[Records for this task]:
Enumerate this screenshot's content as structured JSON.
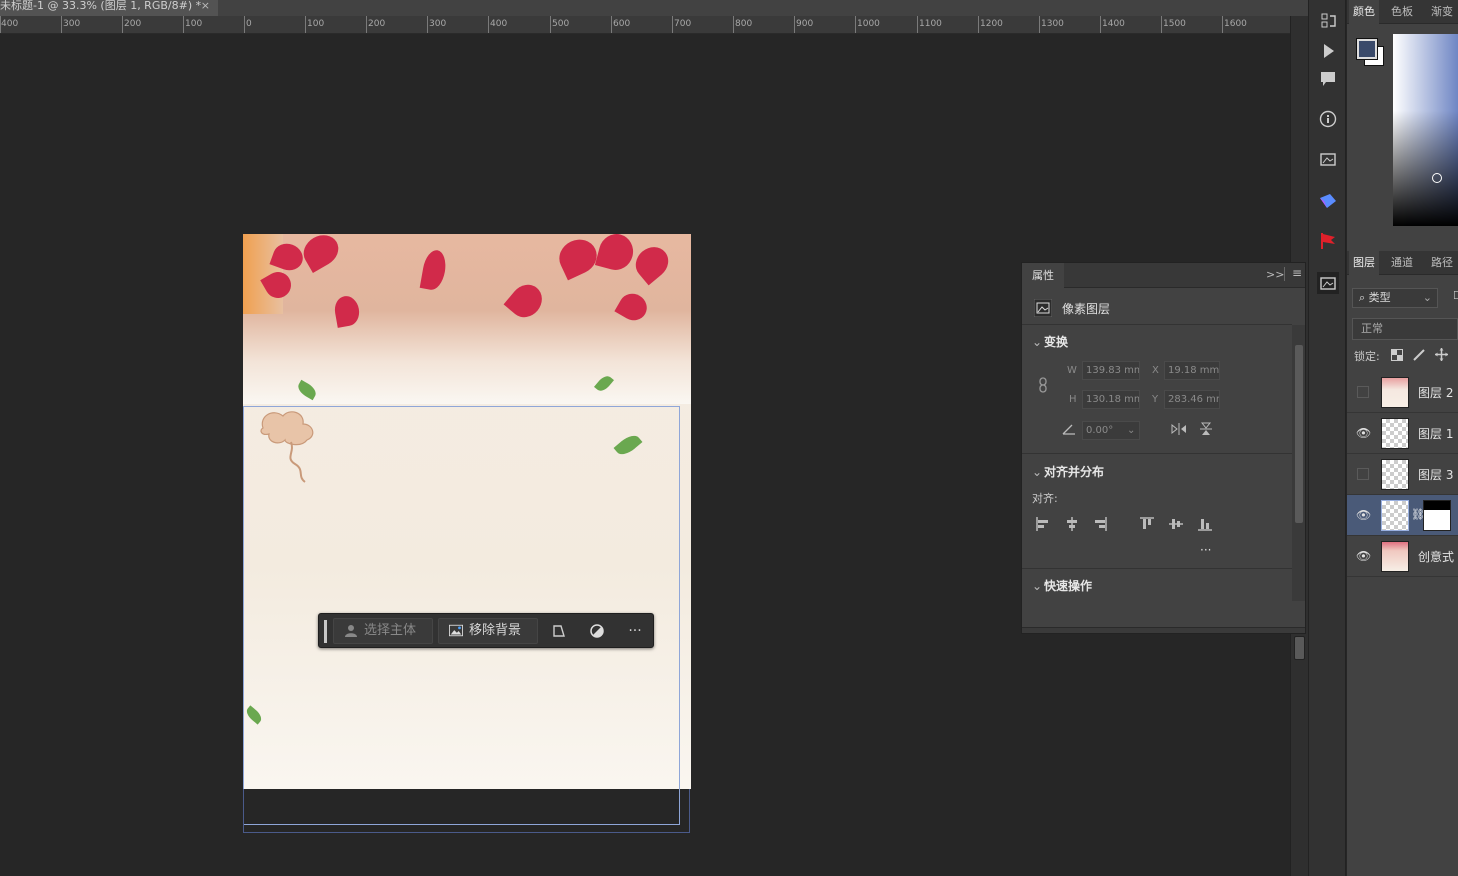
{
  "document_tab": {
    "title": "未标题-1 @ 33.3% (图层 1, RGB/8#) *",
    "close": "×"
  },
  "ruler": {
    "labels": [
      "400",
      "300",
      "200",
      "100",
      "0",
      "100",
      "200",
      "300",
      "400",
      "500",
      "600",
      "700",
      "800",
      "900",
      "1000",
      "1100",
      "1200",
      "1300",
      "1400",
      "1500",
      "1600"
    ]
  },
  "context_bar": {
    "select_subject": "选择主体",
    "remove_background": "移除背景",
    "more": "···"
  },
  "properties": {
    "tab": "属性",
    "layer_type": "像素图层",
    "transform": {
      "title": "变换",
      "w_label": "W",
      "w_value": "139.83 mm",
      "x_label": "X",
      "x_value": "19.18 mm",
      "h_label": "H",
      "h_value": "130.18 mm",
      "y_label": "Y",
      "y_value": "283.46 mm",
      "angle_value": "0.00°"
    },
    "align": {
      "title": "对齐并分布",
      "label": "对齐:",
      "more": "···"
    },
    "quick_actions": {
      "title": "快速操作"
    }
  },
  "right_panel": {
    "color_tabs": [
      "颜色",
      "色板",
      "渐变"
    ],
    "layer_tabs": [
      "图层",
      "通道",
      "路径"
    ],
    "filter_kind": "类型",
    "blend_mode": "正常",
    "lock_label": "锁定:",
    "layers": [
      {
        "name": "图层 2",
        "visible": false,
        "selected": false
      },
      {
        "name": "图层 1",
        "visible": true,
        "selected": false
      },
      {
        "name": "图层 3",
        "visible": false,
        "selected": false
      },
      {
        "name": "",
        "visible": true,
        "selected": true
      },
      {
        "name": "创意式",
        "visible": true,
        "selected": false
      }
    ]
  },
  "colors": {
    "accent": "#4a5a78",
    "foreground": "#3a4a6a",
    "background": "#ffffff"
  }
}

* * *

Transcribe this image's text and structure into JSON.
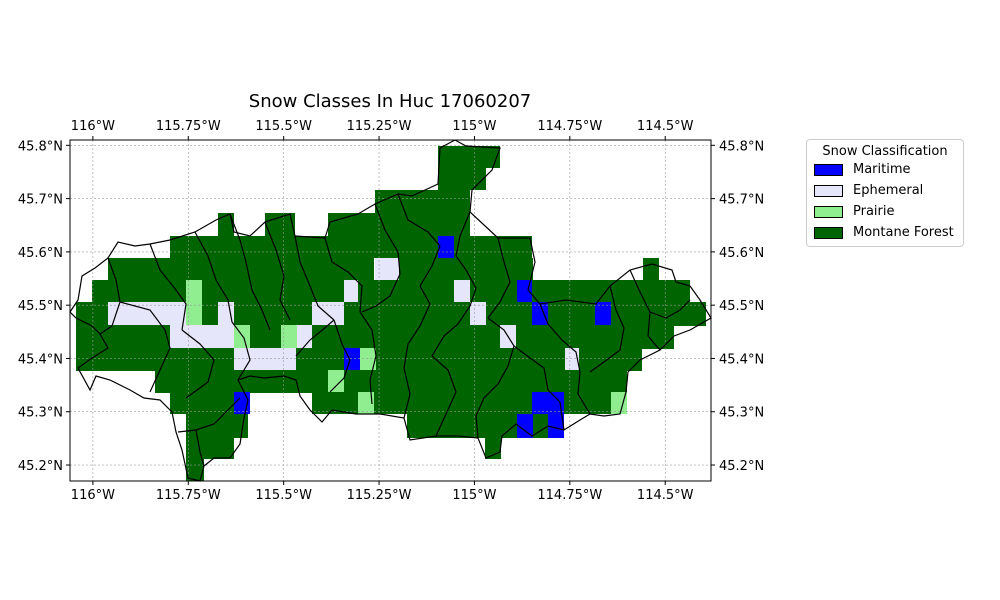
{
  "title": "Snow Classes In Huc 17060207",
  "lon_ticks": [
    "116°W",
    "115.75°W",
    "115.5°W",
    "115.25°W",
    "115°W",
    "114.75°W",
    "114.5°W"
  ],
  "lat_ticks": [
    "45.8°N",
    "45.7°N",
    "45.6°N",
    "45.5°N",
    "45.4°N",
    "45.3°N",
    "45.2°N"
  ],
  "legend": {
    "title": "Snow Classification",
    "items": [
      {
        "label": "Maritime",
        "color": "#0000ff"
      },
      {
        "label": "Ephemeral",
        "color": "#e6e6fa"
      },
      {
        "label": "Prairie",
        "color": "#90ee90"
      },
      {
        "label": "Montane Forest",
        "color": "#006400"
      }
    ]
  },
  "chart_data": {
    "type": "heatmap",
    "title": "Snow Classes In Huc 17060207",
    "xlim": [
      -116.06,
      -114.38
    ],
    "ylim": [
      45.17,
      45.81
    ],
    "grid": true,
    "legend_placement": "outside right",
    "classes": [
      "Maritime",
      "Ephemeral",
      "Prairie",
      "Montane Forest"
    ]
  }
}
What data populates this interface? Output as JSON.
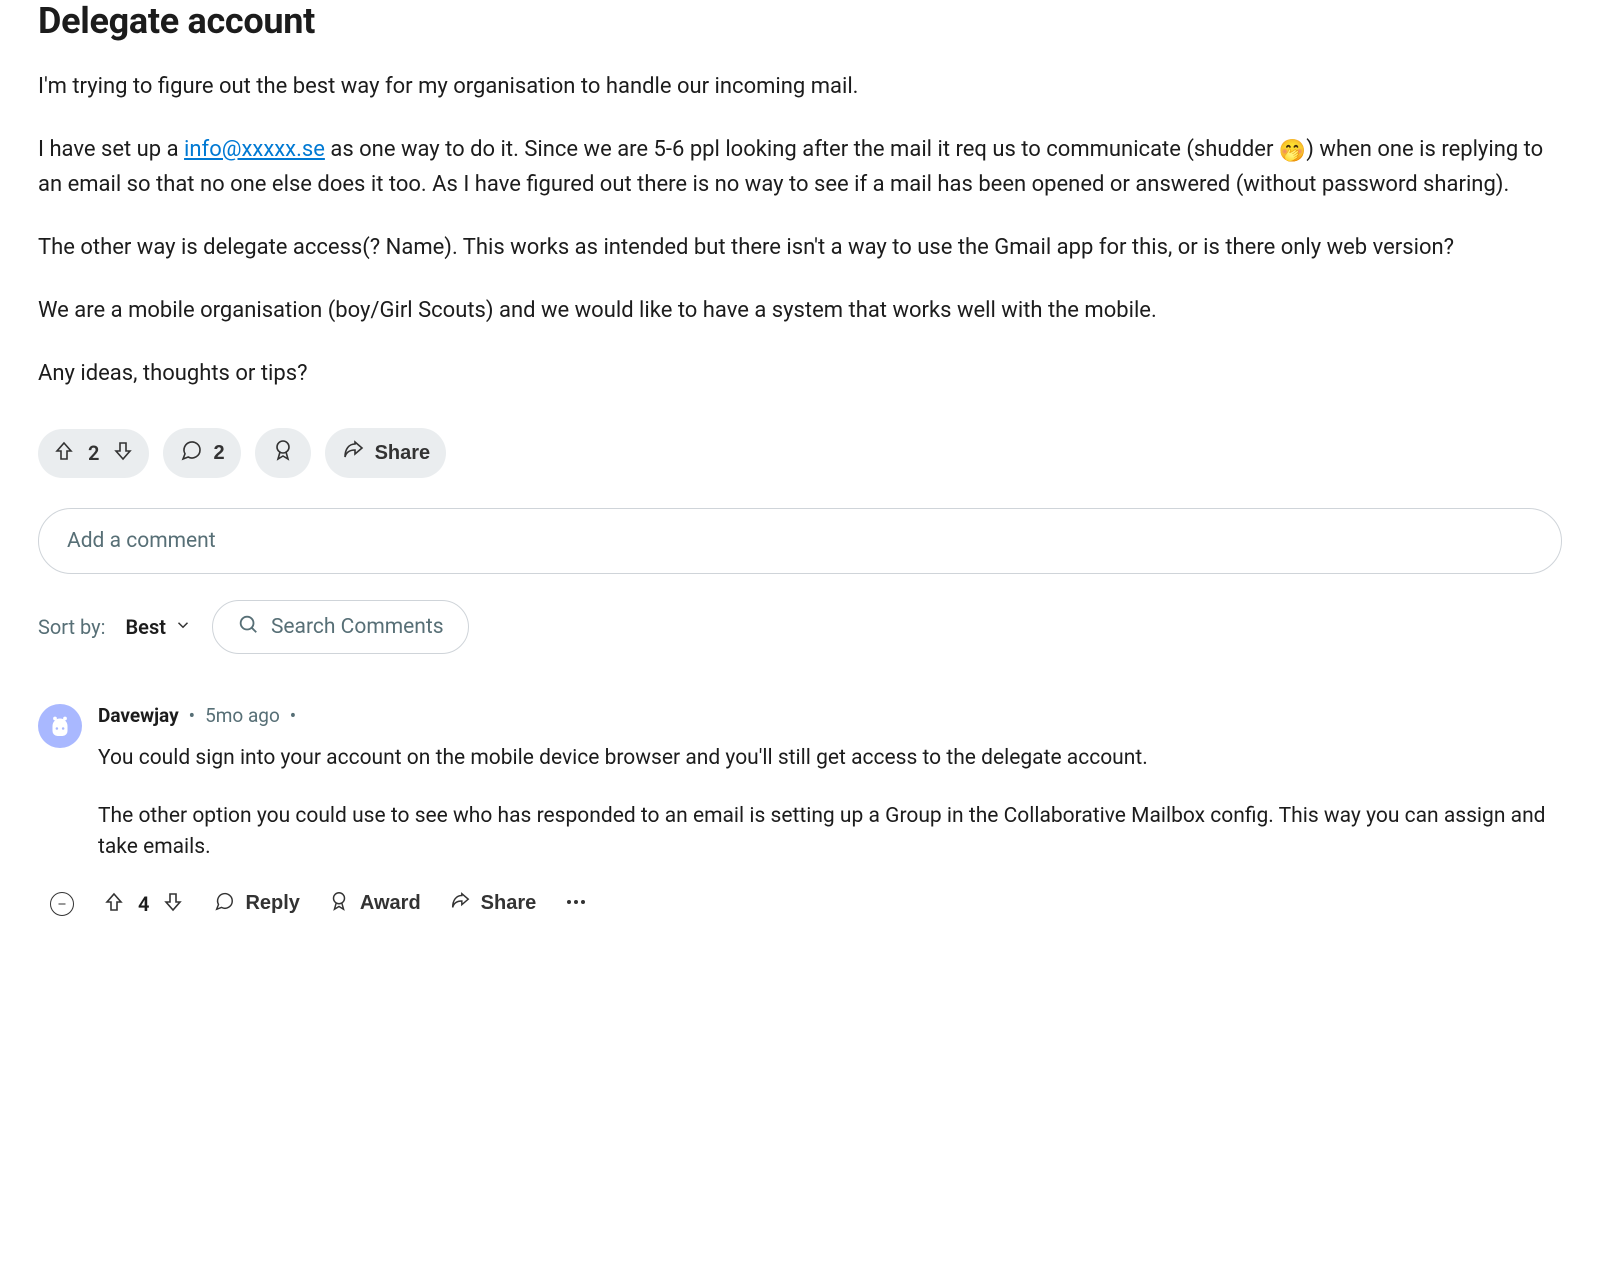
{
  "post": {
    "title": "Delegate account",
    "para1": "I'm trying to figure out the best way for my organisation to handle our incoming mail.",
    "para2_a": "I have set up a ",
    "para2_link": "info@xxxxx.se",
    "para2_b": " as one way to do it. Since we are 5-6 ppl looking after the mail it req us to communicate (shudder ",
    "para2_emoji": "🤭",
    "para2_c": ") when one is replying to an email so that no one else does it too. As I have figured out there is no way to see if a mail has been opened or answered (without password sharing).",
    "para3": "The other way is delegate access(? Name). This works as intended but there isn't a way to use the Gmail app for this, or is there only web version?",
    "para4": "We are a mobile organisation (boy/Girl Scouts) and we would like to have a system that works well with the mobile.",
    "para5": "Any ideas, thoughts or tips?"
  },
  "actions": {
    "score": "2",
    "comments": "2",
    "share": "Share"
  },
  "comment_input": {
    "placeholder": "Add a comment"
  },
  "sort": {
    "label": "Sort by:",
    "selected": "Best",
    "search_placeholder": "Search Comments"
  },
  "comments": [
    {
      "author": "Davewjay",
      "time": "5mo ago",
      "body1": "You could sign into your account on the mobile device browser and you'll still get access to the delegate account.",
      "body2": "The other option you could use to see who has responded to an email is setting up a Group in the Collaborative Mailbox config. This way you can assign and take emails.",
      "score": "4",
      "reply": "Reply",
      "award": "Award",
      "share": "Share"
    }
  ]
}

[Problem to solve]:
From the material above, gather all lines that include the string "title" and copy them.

[The answer]:
    "title": "未标题-1 @ 33.3% (图层 1, RGB/8#) *",
      "title": "变换",
      "title": "对齐并分布",
      "title": "快速操作"
  "title": "Snow Classes In Huc 17060207",
    "title": "Snow Classification",
    "title": "Snow Classes In Huc 17060207",
    "title": "Delegate account",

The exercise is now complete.